* YOUR INSTRUCTIONS
Collect every line below that contains the word "true".

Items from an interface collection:
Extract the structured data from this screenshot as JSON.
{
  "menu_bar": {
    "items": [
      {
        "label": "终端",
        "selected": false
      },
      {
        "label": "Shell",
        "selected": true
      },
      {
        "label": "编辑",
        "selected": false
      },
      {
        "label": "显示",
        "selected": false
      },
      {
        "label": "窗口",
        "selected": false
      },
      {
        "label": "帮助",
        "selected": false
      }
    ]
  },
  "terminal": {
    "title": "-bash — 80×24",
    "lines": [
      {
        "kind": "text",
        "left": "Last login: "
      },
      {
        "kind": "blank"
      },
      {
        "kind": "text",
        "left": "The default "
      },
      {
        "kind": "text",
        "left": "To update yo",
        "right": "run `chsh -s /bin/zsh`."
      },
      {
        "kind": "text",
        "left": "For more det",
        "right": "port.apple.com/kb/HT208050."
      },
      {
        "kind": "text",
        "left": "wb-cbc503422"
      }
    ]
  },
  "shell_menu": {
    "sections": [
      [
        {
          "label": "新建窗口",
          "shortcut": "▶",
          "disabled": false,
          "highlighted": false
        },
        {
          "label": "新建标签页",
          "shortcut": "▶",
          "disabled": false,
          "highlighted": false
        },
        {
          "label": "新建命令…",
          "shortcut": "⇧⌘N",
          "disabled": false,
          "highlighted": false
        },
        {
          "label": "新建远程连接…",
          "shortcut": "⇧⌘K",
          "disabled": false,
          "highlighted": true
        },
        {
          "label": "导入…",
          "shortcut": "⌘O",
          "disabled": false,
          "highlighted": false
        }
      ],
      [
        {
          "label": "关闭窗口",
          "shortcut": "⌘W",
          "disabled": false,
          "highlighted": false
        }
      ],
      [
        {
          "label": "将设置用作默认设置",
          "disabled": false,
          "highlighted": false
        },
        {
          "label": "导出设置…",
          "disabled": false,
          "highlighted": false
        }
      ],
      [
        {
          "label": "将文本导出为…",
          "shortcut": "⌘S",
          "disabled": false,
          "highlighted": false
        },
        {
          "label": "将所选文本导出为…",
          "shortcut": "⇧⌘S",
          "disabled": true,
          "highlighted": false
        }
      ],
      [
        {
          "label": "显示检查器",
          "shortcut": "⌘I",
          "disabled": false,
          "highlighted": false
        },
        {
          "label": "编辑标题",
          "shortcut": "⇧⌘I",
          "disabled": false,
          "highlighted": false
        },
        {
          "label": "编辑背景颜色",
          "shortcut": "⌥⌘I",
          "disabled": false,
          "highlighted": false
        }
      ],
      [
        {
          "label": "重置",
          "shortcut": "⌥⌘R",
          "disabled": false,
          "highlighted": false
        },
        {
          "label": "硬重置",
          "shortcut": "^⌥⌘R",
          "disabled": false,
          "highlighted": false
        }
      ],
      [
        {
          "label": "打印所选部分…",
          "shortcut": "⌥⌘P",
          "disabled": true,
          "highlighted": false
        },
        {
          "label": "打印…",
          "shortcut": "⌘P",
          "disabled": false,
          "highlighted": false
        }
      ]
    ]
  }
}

* ANSWER SPACE
        "selected": true
          "highlighted": true
          "disabled": true,
          "disabled": true,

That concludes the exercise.